A new bill in the Colorado Legislature would ask voters to change the formula for how the state can invest in pubic services and infrastructure, including roads and bridges. (Pixabay)
February 17. 2017
A new bill in the Colorado Legislature would ask voters to change the formula for how the state can invest in pubic services and infrastructure, including roads and bridges. (Pixabay)

DENVER - Colorado voters could be asked to update the Taxpayer Bill of Rights, a 25-year-old constitutional amendment, if House Bill 1187 passes.

The measure would change the formula that limits how much the state can invest in roads and schools by linking economic growth to how much people earn instead of the price of consumer goods and the state population. Rep. Dan Thurlow, R-Grand Junction, the bill's co-sponsor, said the proposal is in sync with the spirit of TABOR, which mandates that voters approve spending increases.

"Absolutely, the voters should decide," he said. "And I would ask if there's any policy that you have in your business or your personal life that you don't evaluate after 25 years - I suspect you always do - and I think it's time to re-evaluate this one."

Thurlow said the current formula doesn't account for items on which the state actually spends money. According to the Colorado Fiscal Institute, since TABOR, the cost of consumer goods has gone up by 64 percent but the cost of road construction has more than doubled, and education costs are up 207 percent.

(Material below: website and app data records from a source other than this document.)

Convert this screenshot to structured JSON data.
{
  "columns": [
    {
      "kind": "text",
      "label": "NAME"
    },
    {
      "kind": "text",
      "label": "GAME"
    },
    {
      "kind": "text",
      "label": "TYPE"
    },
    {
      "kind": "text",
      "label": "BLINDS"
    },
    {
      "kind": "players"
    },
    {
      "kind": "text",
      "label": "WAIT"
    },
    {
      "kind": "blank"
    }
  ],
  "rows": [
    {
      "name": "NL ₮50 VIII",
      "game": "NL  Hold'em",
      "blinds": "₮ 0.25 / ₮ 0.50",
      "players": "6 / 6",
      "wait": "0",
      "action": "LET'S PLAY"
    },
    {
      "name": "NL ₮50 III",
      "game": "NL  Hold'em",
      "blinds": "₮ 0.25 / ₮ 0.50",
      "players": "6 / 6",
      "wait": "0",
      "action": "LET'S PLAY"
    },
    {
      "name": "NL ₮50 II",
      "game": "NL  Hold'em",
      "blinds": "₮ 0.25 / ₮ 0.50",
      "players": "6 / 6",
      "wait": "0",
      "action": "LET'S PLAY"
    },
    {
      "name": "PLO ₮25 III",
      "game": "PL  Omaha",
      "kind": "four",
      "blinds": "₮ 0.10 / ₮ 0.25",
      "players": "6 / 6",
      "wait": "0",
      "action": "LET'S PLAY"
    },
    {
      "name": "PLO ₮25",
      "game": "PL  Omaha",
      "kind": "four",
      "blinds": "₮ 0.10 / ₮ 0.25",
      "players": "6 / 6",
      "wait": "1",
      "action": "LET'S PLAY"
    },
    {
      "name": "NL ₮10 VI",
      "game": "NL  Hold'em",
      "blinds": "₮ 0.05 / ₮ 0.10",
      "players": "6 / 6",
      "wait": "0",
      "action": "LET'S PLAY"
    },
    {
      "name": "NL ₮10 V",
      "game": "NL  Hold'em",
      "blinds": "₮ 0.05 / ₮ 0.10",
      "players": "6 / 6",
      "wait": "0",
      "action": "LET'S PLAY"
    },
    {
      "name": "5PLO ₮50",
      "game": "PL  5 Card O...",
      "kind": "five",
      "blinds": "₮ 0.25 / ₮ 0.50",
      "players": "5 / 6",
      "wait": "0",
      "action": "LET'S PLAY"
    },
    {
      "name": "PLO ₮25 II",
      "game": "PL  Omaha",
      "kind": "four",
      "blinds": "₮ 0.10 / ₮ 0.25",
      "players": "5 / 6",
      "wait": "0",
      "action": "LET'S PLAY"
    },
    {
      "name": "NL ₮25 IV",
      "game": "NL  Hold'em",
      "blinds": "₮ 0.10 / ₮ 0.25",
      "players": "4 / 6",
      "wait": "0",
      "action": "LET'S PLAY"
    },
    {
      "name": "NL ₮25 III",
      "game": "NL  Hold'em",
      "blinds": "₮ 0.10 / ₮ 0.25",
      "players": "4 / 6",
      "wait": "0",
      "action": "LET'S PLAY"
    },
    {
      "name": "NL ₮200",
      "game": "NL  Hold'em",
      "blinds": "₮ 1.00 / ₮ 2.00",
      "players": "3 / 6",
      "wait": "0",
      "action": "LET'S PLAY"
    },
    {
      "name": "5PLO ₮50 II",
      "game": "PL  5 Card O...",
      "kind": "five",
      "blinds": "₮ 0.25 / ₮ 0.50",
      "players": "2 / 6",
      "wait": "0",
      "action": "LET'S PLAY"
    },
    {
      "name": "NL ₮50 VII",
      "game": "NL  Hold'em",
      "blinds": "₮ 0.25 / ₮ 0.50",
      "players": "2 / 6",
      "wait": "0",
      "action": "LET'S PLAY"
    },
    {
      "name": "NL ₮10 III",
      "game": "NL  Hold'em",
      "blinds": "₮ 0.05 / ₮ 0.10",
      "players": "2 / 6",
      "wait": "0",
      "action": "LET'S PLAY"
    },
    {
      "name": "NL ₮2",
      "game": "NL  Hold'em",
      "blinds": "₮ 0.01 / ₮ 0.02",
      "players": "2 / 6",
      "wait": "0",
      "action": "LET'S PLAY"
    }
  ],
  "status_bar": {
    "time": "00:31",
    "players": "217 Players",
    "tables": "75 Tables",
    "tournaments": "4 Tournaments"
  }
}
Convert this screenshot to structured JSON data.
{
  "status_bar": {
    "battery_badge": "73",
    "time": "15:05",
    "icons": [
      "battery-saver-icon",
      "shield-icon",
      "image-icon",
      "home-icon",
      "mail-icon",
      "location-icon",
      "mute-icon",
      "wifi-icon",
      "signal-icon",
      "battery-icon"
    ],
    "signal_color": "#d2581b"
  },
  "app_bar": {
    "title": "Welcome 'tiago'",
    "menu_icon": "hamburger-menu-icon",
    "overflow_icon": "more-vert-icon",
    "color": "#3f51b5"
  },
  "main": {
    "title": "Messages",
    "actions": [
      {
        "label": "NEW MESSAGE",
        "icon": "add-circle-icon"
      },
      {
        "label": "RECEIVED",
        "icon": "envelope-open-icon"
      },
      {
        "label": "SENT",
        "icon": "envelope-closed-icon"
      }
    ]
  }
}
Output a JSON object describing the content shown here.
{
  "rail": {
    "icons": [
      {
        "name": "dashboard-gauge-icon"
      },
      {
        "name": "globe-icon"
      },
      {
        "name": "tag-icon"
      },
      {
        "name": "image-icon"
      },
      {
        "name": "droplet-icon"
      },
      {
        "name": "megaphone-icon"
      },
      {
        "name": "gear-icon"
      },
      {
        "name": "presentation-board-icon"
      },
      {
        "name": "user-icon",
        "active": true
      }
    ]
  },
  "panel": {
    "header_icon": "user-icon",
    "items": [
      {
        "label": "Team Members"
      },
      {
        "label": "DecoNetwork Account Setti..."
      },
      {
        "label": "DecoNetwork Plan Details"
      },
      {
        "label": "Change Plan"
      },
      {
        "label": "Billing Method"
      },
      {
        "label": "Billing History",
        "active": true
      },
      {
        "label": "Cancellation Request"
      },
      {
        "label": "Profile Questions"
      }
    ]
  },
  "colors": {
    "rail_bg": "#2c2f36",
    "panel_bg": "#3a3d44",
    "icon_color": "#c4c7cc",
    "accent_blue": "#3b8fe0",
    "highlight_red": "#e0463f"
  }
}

Thurlow said he believes the current formula is one reason the state now ranks 48th nationally in high-school graduation rates. As a result of TABOR, he said, when the economy expands and spending contracts, taxpayers get refunds but critical infrastructure needs go unmet. The state is set to give $270 million back to Colorado residents this year, but Thurlow said it doesn't add up to much when split among more than 5 million people.

"My contention," he said, "is that if the voters look at this - and that's what the proposal does, it sends it to the ballot and the voters get to choose - that they will choose to invest in the future of our state rather than getting a $30 or $40 refund back."

House Bill 1187 was introduced this week. A hearing is scheduled in the House Finance Committee on Feb. 27. Details of the bill are online at leg.colorado.gov.

Eric Galatas, Public News Service - CO